Task details:
Your job is to retype the whole listing exactly.

Segment Start: Provided records

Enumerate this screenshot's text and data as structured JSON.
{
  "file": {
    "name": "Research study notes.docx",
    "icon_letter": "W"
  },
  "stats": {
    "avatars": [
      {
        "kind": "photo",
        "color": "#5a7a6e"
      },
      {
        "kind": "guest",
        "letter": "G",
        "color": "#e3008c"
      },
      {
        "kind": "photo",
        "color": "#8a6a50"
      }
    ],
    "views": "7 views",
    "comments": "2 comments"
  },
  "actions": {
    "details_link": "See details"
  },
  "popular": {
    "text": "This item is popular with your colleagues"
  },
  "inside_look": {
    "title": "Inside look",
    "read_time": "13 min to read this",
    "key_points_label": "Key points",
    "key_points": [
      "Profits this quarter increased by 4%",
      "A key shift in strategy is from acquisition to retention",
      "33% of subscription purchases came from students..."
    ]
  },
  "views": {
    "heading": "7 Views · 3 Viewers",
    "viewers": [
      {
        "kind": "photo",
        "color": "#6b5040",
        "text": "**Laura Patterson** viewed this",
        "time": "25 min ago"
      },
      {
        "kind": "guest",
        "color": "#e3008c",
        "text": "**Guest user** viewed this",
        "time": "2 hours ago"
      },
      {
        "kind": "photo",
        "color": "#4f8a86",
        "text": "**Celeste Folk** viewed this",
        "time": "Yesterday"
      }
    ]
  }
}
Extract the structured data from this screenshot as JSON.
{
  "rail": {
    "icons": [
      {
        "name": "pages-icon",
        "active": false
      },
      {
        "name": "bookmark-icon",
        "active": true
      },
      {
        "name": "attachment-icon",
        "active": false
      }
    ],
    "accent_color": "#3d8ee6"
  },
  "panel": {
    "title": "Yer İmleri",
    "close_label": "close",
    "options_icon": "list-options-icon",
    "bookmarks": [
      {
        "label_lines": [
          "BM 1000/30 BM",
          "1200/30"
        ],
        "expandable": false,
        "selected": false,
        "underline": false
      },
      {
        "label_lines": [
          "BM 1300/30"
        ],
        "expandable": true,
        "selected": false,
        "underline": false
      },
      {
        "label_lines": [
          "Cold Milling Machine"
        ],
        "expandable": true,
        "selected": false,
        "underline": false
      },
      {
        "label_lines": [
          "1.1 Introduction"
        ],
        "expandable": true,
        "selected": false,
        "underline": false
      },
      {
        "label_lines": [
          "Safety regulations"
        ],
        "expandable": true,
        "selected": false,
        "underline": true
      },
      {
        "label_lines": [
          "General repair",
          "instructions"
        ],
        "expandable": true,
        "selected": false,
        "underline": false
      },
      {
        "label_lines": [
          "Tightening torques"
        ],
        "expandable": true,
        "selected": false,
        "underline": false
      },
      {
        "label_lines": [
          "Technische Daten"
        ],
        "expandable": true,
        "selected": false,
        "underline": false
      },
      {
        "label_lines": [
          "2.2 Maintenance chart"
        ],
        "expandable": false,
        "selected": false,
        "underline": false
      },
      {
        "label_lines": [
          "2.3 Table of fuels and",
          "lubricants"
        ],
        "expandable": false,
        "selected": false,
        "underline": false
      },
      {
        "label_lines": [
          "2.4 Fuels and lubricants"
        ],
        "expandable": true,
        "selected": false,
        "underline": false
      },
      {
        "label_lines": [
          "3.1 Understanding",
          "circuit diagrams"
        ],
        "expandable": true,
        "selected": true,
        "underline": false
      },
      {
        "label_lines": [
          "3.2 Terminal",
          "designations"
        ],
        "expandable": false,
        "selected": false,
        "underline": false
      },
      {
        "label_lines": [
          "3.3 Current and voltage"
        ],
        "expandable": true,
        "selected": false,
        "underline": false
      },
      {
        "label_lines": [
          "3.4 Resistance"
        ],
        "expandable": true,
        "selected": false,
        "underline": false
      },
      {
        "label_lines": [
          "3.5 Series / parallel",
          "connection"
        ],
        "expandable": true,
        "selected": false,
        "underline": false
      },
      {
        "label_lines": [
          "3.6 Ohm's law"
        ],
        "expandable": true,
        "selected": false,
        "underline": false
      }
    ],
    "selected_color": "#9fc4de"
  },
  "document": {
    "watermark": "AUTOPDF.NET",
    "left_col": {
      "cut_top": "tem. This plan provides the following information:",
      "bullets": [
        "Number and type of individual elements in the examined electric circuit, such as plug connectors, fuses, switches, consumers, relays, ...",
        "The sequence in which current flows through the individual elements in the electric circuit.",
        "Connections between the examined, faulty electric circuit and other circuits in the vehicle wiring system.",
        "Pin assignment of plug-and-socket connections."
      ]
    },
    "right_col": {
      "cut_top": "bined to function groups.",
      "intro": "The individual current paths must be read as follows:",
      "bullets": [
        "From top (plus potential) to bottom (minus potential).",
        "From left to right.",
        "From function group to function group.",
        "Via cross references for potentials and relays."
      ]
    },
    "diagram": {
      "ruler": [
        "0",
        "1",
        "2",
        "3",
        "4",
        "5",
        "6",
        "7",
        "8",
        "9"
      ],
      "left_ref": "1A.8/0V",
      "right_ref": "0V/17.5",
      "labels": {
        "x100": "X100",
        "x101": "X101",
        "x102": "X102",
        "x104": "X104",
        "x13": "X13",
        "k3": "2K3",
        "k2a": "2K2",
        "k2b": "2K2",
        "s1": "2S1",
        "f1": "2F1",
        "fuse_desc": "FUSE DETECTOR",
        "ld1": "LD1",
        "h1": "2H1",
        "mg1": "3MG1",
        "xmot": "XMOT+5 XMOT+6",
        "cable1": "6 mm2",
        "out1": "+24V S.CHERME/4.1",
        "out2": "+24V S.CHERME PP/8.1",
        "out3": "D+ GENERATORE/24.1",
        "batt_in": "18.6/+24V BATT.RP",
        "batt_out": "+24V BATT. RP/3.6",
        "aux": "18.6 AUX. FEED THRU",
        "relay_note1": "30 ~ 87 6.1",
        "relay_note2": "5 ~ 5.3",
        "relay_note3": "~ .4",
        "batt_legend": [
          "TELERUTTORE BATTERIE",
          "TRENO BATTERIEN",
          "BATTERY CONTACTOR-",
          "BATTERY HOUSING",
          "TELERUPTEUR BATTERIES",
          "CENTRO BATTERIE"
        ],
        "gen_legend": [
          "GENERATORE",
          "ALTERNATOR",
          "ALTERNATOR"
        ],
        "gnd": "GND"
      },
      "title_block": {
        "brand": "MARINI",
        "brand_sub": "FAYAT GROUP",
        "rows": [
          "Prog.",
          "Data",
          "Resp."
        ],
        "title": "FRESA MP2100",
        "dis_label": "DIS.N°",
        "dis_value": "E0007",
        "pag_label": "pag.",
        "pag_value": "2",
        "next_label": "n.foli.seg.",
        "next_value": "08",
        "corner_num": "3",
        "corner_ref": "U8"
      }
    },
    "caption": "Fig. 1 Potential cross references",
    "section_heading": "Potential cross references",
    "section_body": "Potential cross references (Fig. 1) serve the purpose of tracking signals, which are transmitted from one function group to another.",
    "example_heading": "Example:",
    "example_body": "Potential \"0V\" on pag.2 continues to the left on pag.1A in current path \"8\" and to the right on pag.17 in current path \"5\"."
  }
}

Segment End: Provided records

Response area:
Enumerate this screenshot's text and data as structured JSON.
{
  "file": {
    "name": "Research study notes.docx",
    "icon_letter": "W"
  },
  "stats": {
    "avatars": [
      {
        "kind": "photo",
        "color": "#5a7a6e"
      },
      {
        "kind": "guest",
        "letter": "G",
        "color": "#e3008c"
      },
      {
        "kind": "photo",
        "color": "#8a6a50"
      }
    ],
    "views": "7 views",
    "comments": "2 comments"
  },
  "actions": {
    "details_link": "See details"
  },
  "popular": {
    "text": "This item is popular with your colleagues"
  },
  "inside_look": {
    "title": "Inside look",
    "read_time": "13 min to read this",
    "key_points_label": "Key points",
    "key_points": [
      "Profits this quarter increased by 4%",
      "A key shift in strategy is from acquisition to retention",
      "33% of subscription purchases came from students..."
    ]
  },
  "views": {
    "heading": "7 Views · 3 Viewers",
    "viewers": [
      {
        "kind": "photo",
        "color": "#6b5040",
        "text": "**Laura Patterson** viewed this",
        "time": "25 min ago"
      },
      {
        "kind": "guest",
        "color": "#e3008c",
        "text": "**Guest user** viewed this",
        "time": "2 hours ago"
      },
      {
        "kind": "photo",
        "color": "#4f8a86",
        "text": "**Celeste Folk** viewed this",
        "time": "Yesterday"
      }
    ]
  }
}
Extract the structured data from this screenshot as JSON.
{
  "rail": {
    "icons": [
      {
        "name": "pages-icon",
        "active": false
      },
      {
        "name": "bookmark-icon",
        "active": true
      },
      {
        "name": "attachment-icon",
        "active": false
      }
    ],
    "accent_color": "#3d8ee6"
  },
  "panel": {
    "title": "Yer İmleri",
    "close_label": "close",
    "options_icon": "list-options-icon",
    "bookmarks": [
      {
        "label_lines": [
          "BM 1000/30 BM",
          "1200/30"
        ],
        "expandable": false,
        "selected": false,
        "underline": false
      },
      {
        "label_lines": [
          "BM 1300/30"
        ],
        "expandable": true,
        "selected": false,
        "underline": false
      },
      {
        "label_lines": [
          "Cold Milling Machine"
        ],
        "expandable": true,
        "selected": false,
        "underline": false
      },
      {
        "label_lines": [
          "1.1 Introduction"
        ],
        "expandable": true,
        "selected": false,
        "underline": false
      },
      {
        "label_lines": [
          "Safety regulations"
        ],
        "expandable": true,
        "selected": false,
        "underline": true
      },
      {
        "label_lines": [
          "General repair",
          "instructions"
        ],
        "expandable": true,
        "selected": false,
        "underline": false
      },
      {
        "label_lines": [
          "Tightening torques"
        ],
        "expandable": true,
        "selected": false,
        "underline": false
      },
      {
        "label_lines": [
          "Technische Daten"
        ],
        "expandable": true,
        "selected": false,
        "underline": false
      },
      {
        "label_lines": [
          "2.2 Maintenance chart"
        ],
        "expandable": false,
        "selected": false,
        "underline": false
      },
      {
        "label_lines": [
          "2.3 Table of fuels and",
          "lubricants"
        ],
        "expandable": false,
        "selected": false,
        "underline": false
      },
      {
        "label_lines": [
          "2.4 Fuels and lubricants"
        ],
        "expandable": true,
        "selected": false,
        "underline": false
      },
      {
        "label_lines": [
          "3.1 Understanding",
          "circuit diagrams"
        ],
        "expandable": true,
        "selected": true,
        "underline": false
      },
      {
        "label_lines": [
          "3.2 Terminal",
          "designations"
        ],
        "expandable": false,
        "selected": false,
        "underline": false
      },
      {
        "label_lines": [
          "3.3 Current and voltage"
        ],
        "expandable": true,
        "selected": false,
        "underline": false
      },
      {
        "label_lines": [
          "3.4 Resistance"
        ],
        "expandable": true,
        "selected": false,
        "underline": false
      },
      {
        "label_lines": [
          "3.5 Series / parallel",
          "connection"
        ],
        "expandable": true,
        "selected": false,
        "underline": false
      },
      {
        "label_lines": [
          "3.6 Ohm's law"
        ],
        "expandable": true,
        "selected": false,
        "underline": false
      }
    ],
    "selected_color": "#9fc4de"
  },
  "document": {
    "watermark": "AUTOPDF.NET",
    "left_col": {
      "cut_top": "tem. This plan provides the following information:",
      "bullets": [
        "Number and type of individual elements in the examined electric circuit, such as plug connectors, fuses, switches, consumers, relays, ...",
        "The sequence in which current flows through the individual elements in the electric circuit.",
        "Connections between the examined, faulty electric circuit and other circuits in the vehicle wiring system.",
        "Pin assignment of plug-and-socket connections."
      ]
    },
    "right_col": {
      "cut_top": "bined to function groups.",
      "intro": "The individual current paths must be read as follows:",
      "bullets": [
        "From top (plus potential) to bottom (minus potential).",
        "From left to right.",
        "From function group to function group.",
        "Via cross references for potentials and relays."
      ]
    },
    "diagram": {
      "ruler": [
        "0",
        "1",
        "2",
        "3",
        "4",
        "5",
        "6",
        "7",
        "8",
        "9"
      ],
      "left_ref": "1A.8/0V",
      "right_ref": "0V/17.5",
      "labels": {
        "x100": "X100",
        "x101": "X101",
        "x102": "X102",
        "x104": "X104",
        "x13": "X13",
        "k3": "2K3",
        "k2a": "2K2",
        "k2b": "2K2",
        "s1": "2S1",
        "f1": "2F1",
        "fuse_desc": "FUSE DETECTOR",
        "ld1": "LD1",
        "h1": "2H1",
        "mg1": "3MG1",
        "xmot": "XMOT+5 XMOT+6",
        "cable1": "6 mm2",
        "out1": "+24V S.CHERME/4.1",
        "out2": "+24V S.CHERME PP/8.1",
        "out3": "D+ GENERATORE/24.1",
        "batt_in": "18.6/+24V BATT.RP",
        "batt_out": "+24V BATT. RP/3.6",
        "aux": "18.6 AUX. FEED THRU",
        "relay_note1": "30 ~ 87 6.1",
        "relay_note2": "5 ~ 5.3",
        "relay_note3": "~ .4",
        "batt_legend": [
          "TELERUTTORE BATTERIE",
          "TRENO BATTERIEN",
          "BATTERY CONTACTOR-",
          "BATTERY HOUSING",
          "TELERUPTEUR BATTERIES",
          "CENTRO BATTERIE"
        ],
        "gen_legend": [
          "GENERATORE",
          "ALTERNATOR",
          "ALTERNATOR"
        ],
        "gnd": "GND"
      },
      "title_block": {
        "brand": "MARINI",
        "brand_sub": "FAYAT GROUP",
        "rows": [
          "Prog.",
          "Data",
          "Resp."
        ],
        "title": "FRESA MP2100",
        "dis_label": "DIS.N°",
        "dis_value": "E0007",
        "pag_label": "pag.",
        "pag_value": "2",
        "next_label": "n.foli.seg.",
        "next_value": "08",
        "corner_num": "3",
        "corner_ref": "U8"
      }
    },
    "caption": "Fig. 1 Potential cross references",
    "section_heading": "Potential cross references",
    "section_body": "Potential cross references (Fig. 1) serve the purpose of tracking signals, which are transmitted from one function group to another.",
    "example_heading": "Example:",
    "example_body": "Potential \"0V\" on pag.2 continues to the left on pag.1A in current path \"8\" and to the right on pag.17 in current path \"5\"."
  }
}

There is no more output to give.